I met up with Michelle and Robyn later to do sunset shots of the Brandenburg Gate and the Reichstag.
Most of Saturday I spent shooting. Neb was a great subject; acted like I wasn’t there.
Yesterday I went to a huge flea market. It looked like 50 people had emptied their attics out onto tables. There was a guy selling only masking tape. Another table was filled with screwdrivers.
Hopefully today will be a shopping day. I still need to find a German army jacket. I finished my project and other work for the class this morning.
We’ve had a lot more free time lately, which has been nice. I took some time to recover from the past few days of walking and biking to edit photos and think about a subject for my project.
Having just come away from 4 years of sleeping 2-4 hours a night, 8 hours is such a luxury! I crash out around midnight and wake up around 8 a.m. This is great for this trip since I have plenty of good light time.
Yesterday we went to a meeting with Andrew Purvis of the TIME magazine Berlin bureau. He talked about how to break into international reporting and some of the risks involved in reporting in places like Africa.
He and intern Laura Laabs also talked about the unique personality of Berlin as a city. It’s certainly like no place I’ve ever been, and is becoming one of my favorite cities.
Next was a trip to Mercedes World. I wasn’t too enthusiastic about this one – I can’t tell one car from another and don’t particularly care for the luxury ideals promoted by brands like Mercedes. I took the opportunity to take a load off and sat around waiting for everyone else.
The last “group activity” was supposed to be a visit to the Helmut Newton museum. But, FAIL, the museum was closed.
The zoo was really depressing. I’ve never seen so many bars and cages. In the bird house, a lot of birds were plucking themselves, and the water in most of the tanks looked like lime Kool Aid.
We went to the erotica museum hoping for some giggles, but it seemed pretty tame. Old Asian drawings and sculptures dominated, along with homoerotic sketches, a gold penis the size of a 7-year-old, and a sex store. I was unimpressed.
By now our feet were aching and we needed food. We headed to Hackescher-Markt for dinner. A street cafe called Rocco was the nearest source of seating and sustenance. Sadly, the food was bland and the service awful, especially considering the prices!
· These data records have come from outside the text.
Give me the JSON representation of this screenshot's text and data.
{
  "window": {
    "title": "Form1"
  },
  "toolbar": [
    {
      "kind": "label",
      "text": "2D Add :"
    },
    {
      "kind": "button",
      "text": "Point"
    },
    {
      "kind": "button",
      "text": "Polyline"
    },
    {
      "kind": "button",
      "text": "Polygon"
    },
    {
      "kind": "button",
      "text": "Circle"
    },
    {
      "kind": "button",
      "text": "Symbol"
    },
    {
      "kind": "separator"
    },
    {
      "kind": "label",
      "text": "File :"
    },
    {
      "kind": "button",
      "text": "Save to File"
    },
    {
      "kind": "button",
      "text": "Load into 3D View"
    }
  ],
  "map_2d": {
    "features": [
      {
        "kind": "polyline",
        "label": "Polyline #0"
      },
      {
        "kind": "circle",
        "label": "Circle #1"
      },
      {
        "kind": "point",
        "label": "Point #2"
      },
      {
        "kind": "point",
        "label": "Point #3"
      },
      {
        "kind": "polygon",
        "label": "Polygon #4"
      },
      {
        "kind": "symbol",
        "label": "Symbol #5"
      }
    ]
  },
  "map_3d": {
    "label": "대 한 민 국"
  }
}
Today I’m planning to go solo and get my project done, or at least started. I’ve been uploading dozens of photos to my Flickr account, so check ’em out!
The days are starting to melt together. Was it yesterday or the day before that we had a walking tour through former East Berlin? When did we go to the Allied Museum? Were those chicks or dudes making out on the bus? Did those break dancers really just try to charge for taking photos in a public plaza? How many times can we get on the wrong bus going in the wrong direction?
The pressure is on: our projects are due in one week. I have a few subject ideas, but nothing concrete yet. We’re going to have a lot more free time from now on, so I’m planning on going back to some cool places and re-shooting.
I’m really tired of trying to get my shots with 15 other people trying to get the same shot or otherwise getting in my way.
After the tour, Professor Freeman told us about a carnival that was taking place in a different neighborhood of the city. There was some discussion within a faction of the group about ditching the carnival and going after hot showers instead. But we were willing to give him the benefit of the doubt.
Points for adventurousness began to melt away as we were led through a park whose occupants looked to be selling happiness in powder, pill or plant form.
When we emerged from the trail of drug dealers, there was a clearing of pathetic little rides and bored carnies. And mud. And soon, rain. The most depressing carnival on earth.